*DATA UNDER STUDY:*
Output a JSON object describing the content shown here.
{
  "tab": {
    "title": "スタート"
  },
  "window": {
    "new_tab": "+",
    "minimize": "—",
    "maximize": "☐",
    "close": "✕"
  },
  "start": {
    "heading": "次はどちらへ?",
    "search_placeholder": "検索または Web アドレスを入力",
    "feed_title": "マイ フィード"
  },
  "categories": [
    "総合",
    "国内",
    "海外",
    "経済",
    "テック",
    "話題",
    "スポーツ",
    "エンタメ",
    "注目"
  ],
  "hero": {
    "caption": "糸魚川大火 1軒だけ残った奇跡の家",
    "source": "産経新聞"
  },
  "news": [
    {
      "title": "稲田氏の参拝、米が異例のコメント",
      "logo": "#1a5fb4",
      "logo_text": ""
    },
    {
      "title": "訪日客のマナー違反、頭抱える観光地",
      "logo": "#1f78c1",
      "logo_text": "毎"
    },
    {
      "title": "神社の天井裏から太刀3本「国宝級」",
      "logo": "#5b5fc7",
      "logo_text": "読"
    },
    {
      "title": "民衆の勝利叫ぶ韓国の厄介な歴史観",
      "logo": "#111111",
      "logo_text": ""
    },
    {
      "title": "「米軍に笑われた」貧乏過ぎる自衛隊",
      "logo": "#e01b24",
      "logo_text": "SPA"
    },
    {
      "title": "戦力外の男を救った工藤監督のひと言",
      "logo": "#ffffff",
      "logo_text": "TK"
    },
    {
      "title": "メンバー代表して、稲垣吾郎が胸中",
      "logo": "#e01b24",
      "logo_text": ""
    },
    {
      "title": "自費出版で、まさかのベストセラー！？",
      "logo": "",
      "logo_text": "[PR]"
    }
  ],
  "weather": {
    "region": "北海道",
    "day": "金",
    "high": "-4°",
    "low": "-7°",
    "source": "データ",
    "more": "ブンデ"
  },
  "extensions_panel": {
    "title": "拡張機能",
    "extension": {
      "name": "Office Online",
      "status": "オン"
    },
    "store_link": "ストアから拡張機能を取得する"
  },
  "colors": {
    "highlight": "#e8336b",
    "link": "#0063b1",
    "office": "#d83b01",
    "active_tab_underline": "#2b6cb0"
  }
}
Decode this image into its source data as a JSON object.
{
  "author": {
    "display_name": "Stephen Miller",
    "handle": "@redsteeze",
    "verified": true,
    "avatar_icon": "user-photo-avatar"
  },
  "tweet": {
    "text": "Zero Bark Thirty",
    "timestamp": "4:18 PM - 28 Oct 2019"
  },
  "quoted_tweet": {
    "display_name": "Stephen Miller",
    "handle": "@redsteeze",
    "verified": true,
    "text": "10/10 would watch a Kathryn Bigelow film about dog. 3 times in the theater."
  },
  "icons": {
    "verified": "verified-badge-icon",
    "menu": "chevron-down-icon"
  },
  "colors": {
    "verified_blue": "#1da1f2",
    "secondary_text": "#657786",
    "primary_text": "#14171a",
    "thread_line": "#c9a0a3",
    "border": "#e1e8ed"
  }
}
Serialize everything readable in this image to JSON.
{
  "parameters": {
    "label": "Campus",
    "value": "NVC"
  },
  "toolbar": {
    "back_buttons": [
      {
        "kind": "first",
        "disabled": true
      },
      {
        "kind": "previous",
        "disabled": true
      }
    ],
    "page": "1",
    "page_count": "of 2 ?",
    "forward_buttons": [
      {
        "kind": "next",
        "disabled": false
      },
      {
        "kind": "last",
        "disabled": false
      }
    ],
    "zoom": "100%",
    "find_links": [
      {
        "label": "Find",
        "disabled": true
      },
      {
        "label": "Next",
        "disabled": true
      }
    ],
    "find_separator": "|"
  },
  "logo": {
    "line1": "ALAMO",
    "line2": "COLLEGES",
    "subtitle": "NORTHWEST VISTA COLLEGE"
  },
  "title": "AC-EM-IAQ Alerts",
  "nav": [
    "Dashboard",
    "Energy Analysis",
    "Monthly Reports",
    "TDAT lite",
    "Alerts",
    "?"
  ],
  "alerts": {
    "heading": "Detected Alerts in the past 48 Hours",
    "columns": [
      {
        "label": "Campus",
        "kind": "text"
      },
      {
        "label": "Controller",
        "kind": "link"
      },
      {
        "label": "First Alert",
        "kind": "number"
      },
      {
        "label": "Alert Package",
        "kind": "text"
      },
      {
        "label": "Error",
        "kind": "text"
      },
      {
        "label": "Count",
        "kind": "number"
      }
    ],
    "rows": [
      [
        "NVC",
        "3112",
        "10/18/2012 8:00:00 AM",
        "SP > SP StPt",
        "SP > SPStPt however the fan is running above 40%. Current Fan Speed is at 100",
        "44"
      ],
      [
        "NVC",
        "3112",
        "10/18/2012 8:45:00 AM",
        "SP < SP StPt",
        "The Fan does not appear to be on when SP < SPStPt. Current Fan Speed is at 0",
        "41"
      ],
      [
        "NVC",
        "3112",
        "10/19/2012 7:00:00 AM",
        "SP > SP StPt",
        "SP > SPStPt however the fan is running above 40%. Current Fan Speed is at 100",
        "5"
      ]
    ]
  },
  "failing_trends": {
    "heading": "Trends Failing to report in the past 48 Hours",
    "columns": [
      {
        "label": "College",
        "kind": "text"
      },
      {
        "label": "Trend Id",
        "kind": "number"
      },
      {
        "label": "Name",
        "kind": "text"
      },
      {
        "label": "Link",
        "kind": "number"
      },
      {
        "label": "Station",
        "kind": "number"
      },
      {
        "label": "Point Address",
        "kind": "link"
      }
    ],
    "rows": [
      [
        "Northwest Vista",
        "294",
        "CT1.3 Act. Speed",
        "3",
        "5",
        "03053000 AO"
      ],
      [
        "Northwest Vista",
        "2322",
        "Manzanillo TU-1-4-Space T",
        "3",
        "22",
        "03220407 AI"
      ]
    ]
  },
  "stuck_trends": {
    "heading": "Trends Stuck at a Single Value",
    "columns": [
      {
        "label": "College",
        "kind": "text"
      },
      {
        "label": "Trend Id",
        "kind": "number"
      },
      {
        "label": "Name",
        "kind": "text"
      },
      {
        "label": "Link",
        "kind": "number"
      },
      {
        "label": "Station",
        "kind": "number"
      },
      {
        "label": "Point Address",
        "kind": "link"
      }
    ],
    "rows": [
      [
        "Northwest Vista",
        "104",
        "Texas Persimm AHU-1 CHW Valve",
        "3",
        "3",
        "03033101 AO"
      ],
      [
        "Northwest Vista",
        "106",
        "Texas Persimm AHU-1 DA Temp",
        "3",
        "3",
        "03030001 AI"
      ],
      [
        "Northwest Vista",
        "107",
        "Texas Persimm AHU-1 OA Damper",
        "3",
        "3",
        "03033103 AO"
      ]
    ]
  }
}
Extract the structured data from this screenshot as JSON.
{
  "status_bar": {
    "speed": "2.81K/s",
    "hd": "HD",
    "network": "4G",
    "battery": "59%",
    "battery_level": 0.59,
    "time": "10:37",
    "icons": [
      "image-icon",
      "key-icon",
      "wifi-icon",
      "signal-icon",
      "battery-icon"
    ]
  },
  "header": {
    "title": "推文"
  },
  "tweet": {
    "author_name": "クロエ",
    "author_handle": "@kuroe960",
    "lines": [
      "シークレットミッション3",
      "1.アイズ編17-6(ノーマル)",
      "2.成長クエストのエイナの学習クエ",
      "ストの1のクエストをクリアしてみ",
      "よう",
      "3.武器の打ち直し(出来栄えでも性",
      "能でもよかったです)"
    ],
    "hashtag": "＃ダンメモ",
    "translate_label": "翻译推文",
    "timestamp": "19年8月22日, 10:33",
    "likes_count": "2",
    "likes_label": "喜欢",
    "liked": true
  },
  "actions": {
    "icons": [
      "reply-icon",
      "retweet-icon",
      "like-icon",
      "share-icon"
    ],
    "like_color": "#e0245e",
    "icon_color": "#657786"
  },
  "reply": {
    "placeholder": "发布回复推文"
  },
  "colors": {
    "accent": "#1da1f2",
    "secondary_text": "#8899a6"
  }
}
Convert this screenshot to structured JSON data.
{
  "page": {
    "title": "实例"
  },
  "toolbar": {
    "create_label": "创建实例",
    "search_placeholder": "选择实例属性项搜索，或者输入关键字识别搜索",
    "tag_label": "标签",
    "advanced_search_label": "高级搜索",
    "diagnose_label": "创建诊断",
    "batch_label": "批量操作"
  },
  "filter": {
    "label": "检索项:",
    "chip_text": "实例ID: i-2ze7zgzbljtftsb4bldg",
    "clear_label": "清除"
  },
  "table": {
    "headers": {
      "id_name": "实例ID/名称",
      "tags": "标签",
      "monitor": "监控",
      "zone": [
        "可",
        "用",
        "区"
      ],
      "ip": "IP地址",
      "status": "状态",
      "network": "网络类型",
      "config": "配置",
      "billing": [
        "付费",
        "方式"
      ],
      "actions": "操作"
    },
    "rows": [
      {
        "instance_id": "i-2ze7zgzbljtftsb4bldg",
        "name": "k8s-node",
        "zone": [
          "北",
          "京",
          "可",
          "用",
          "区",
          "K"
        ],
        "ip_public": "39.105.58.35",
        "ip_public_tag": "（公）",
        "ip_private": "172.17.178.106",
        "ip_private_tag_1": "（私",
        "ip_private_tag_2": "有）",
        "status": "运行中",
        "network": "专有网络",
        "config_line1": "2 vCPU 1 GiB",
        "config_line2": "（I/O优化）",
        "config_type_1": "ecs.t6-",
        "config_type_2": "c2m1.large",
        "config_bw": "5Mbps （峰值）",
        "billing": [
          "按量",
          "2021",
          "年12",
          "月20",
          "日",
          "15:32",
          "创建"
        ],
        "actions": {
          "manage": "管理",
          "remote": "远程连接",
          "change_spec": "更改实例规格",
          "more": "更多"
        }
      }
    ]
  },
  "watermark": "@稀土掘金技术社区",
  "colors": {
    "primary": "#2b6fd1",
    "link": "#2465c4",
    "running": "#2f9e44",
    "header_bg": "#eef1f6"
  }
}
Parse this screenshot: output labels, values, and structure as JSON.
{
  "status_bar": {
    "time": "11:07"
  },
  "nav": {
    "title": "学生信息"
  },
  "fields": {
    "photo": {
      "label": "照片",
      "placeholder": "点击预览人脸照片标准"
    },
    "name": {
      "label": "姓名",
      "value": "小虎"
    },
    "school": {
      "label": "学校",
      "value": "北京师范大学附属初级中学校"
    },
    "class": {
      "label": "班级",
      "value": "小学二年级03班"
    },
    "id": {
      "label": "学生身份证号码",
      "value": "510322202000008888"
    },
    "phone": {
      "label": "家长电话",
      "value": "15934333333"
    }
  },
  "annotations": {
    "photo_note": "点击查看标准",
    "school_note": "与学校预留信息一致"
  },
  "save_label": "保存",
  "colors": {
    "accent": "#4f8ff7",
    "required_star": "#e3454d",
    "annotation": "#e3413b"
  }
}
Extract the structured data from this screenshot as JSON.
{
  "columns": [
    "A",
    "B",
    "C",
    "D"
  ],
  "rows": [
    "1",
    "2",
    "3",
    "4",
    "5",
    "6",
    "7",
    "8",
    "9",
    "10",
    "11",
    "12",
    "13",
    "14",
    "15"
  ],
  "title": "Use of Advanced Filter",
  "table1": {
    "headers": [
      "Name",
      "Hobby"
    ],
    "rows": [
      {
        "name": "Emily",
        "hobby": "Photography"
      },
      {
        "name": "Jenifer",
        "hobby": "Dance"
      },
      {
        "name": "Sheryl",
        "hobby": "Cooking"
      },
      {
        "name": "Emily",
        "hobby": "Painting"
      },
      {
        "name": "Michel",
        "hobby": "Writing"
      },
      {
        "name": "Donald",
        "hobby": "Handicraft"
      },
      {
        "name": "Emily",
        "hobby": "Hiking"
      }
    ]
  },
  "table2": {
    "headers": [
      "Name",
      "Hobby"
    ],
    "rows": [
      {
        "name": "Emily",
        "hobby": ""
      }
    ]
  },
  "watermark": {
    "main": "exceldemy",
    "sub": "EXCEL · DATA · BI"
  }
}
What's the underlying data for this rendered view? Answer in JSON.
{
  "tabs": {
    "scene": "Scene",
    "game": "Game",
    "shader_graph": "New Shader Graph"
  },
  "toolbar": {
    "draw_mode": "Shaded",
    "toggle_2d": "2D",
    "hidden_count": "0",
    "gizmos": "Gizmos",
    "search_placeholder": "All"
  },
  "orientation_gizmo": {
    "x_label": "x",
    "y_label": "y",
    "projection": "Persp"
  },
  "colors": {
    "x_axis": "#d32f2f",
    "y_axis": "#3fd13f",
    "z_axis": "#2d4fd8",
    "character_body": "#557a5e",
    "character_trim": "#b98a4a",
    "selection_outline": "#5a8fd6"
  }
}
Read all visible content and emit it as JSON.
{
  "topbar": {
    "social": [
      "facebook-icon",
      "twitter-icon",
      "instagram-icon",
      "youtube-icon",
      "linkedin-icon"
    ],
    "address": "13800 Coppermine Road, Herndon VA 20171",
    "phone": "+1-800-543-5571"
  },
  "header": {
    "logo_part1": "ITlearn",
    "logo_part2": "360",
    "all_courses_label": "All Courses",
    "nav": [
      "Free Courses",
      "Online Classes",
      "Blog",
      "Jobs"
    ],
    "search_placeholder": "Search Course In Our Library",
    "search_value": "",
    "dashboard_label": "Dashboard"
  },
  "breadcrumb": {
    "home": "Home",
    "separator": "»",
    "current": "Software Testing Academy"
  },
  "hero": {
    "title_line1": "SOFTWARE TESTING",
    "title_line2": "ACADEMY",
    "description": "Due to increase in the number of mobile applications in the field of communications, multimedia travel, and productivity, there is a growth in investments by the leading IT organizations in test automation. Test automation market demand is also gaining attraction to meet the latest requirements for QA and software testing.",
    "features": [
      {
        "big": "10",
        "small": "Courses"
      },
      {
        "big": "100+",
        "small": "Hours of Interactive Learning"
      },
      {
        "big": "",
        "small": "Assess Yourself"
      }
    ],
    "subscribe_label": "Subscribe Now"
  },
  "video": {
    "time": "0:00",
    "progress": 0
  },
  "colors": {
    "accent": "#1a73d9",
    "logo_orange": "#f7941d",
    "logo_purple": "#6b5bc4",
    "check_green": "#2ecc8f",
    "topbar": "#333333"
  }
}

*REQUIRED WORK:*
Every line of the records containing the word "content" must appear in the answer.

*SOLUTION TO THIS EXERCISE:*
Output a JSON object describing the content shown here.
Read all visible content and emit it as JSON.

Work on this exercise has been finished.